While vaccines based on mRNA, DNA, or viral vectors are still new, recombinant DNA vaccines made in cell-based bioprocesses are another technology that offers the potential for rapid scaleup and have been in use on the market for several years. For example, the Flublok Quadrivalent influenza vaccine, initially approved by FDA in 2013 and acquired by Sanofi Pasteur in 2018, uses a recombinant DNA technology that combines the target DNA sequence in a plasmid with a baculovirus (BV) DNA, which produces antigens in a host cell; the antigens are then collected and purified to be formulated in the vaccine. These cell-based processes are more easily controlled and scaled than the traditional egg-based influenza vaccine production method, thus the recombinant DNA technology had been recognized for its potential as a response to a pandemic.
In December 2019, Sanofi entered an agreement with BARDA to increase its domestic pandemic influenza vaccine production capabilities in Swiftwater, PA. And now Sanofi’s platform is being put to use for the COVID-19 pandemic; Sanofi and GlaxoSmithKline (GSK) are partnering to produce a vaccine candidate using Sanofi’s S-protein COVID-19 antigen and GSK’s adjuvant technology.
Novavax’ recombinant nanoparticle vaccine platform uses recombinant BV to infect Sf9 insect cells, which express the antigens that are then purified as multimeric nanoparticles. Although the company does not yet have an approved drug, the platform is used to make the company’s seasonal influenza vaccine candidate, NanoFlu, which received FDA fast track designation in January 2020. The platform is being used to make the company’s NVX-CoV2373 COVID-19 vaccine candidate, which is a stable, prefusion protein with Novavax’ proprietary Matrix M adjuvant.

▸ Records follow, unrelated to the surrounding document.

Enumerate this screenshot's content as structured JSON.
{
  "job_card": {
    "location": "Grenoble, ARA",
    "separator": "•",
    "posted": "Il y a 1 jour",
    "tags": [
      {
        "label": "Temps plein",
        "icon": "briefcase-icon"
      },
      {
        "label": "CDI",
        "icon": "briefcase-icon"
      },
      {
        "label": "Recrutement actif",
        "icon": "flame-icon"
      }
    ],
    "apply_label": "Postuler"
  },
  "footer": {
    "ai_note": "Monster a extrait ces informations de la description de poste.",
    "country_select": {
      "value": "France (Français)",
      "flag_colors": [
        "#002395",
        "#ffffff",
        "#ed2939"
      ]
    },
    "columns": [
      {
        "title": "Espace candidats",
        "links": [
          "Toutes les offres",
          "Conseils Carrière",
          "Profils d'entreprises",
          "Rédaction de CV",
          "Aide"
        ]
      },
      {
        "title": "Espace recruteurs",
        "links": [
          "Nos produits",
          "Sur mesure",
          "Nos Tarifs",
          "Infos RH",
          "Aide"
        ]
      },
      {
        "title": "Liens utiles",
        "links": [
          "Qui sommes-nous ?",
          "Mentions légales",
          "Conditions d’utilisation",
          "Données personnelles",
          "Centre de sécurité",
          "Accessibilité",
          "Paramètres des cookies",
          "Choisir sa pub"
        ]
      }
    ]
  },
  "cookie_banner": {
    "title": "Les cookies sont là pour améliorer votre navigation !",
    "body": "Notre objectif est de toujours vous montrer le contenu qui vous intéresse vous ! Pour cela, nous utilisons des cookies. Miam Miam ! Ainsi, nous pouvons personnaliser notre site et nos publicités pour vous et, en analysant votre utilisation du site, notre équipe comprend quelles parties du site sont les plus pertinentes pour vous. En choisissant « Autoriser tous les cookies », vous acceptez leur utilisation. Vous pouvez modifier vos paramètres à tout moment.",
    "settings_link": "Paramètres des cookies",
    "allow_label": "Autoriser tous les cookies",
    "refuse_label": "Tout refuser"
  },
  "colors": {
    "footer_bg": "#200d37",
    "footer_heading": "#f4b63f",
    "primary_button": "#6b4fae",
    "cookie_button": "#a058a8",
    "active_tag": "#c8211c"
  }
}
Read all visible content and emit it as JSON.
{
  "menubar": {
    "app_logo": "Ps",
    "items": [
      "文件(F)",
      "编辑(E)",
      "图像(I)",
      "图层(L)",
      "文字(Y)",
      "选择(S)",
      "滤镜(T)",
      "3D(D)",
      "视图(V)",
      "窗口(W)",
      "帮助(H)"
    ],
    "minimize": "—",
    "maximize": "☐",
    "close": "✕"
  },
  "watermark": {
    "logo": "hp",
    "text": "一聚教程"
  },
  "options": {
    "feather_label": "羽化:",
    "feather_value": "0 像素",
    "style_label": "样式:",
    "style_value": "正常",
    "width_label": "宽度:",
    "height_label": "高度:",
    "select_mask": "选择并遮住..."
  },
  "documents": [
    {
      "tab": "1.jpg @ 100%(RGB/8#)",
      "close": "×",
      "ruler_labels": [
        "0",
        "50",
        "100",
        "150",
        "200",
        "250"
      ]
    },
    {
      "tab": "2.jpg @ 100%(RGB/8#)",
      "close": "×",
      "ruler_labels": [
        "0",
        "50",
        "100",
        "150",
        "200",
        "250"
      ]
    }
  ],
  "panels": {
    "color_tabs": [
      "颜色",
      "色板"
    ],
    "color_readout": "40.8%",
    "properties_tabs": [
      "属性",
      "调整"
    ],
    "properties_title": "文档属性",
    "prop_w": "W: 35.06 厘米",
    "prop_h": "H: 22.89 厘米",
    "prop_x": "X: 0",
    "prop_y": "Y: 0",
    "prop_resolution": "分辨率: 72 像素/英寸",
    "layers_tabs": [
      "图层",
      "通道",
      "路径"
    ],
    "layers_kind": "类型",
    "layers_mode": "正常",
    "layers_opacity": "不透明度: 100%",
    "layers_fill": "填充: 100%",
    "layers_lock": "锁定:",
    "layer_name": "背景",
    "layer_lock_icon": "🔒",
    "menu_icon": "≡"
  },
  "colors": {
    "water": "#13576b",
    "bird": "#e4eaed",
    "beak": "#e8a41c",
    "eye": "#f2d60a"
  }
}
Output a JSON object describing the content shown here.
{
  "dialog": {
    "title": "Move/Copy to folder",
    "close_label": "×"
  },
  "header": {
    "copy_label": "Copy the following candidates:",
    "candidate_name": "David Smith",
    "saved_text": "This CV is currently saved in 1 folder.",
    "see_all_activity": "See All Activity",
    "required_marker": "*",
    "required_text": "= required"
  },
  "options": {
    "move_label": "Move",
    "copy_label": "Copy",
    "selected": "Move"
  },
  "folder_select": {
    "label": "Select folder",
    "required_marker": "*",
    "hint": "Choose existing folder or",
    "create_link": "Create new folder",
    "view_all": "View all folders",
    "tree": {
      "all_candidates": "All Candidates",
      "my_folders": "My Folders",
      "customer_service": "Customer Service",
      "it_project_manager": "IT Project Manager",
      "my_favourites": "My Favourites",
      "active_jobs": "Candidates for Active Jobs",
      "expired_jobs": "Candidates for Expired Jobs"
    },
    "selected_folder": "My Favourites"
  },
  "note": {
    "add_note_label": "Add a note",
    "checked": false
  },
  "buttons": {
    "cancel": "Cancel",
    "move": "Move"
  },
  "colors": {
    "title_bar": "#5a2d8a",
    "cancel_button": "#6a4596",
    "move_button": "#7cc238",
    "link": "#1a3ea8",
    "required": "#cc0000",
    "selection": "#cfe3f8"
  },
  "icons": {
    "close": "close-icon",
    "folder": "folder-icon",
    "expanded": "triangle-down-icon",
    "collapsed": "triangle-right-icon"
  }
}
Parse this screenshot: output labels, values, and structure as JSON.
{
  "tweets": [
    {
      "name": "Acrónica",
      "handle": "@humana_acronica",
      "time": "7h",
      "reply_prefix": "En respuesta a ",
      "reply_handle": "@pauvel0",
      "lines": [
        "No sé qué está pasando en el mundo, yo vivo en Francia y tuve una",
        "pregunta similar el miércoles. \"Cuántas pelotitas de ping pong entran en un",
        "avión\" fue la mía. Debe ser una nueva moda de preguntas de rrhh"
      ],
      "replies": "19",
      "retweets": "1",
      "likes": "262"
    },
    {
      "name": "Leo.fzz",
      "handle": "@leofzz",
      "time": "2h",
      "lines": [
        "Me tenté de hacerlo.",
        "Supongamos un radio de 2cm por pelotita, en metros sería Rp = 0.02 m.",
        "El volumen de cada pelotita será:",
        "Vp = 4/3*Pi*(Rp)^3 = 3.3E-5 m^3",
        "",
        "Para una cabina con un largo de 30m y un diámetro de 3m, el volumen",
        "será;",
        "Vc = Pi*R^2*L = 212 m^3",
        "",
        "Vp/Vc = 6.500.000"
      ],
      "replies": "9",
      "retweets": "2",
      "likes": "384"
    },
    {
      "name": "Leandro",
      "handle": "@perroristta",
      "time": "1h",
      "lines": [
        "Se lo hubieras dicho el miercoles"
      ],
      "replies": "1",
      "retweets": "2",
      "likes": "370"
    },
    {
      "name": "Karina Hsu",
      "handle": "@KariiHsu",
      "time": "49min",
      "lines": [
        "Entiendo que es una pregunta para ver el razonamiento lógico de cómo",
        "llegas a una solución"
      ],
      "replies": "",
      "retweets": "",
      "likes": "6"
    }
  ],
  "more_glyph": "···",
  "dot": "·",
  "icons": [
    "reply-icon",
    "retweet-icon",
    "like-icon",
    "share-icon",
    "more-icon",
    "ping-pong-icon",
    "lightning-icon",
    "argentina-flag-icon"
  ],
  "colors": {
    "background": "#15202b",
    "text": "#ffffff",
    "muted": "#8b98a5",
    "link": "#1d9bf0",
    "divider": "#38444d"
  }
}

Novavax received more than $1.6 billion from BARDA to manufacture NVX-CoV2373 and to stockpile raw materials needed for the Matrix M adjuvant (18). The company is working with Emergent Bio to manufacture both its NanoFlu seasonal influenza candidate and its COVID-19 candidate at Emergent’s Bayview, MD, facility.
Novavax also announced a manufacturing partnership with CDMO Fujifilm Diosynth Biotechnologies (FDB) to make the bulk drug substance for NVX-CoV2373, and FDB’s site in Morrisville, NC, began production in July (19). AGC Biologics was contracted to manufacture the Matrix M adjuvant to expand Novavax’ capacity.
China’s Sinovac is using an even more traditional technology of an inactivated vaccine for its novel coronavirus candidate, CoronaVac. The company is conducting Phase II trials in China and has been approved for Phase III clinical trials, which will be conducted in Brazil and Bangladesh. The company is building a commercial vaccine production plant that is expected to manufacture up to 100 million doses annually (20).
The importance of fill/finish for vaccines is well known, and the supply chain is ramping up capacity for materials (including injection needles and the glass for vials) and for filling. CDMO capacity will be crucial in this stage, as well. Companies expanding capacity for fill/finish include Thermo Fisher Scientific; Emergent Bio, which received fundingfrom BARDA and is working with four vaccine innovator companies; and Catalent, which is ramping up to support Janssen, Moderna, AstraZeneca, and others (21).
While the world waits for the results of the clinical trials for vaccines to prevent COVID-19 and, hopefully, regulatory approval or authorization of one or more successful candidates, pharmaceutical manufacturers are moving ahead with manufacturing at commercial scale, while also preparing to adapt to changes that arise, as development is also still being completed. The vaccine fill/finish line will, if all goes well, be the beginning of the end of the global pandemic
Jennifer Markarian is manufacturing editor, Pharmaceutical Technology.
Vol. 44, No. 9
When referring to this article, please cite it as J. Markarian, “Preparing Pandemic Vaccine Capacity,” Pharmaceutical Technology 44 (9) 2020.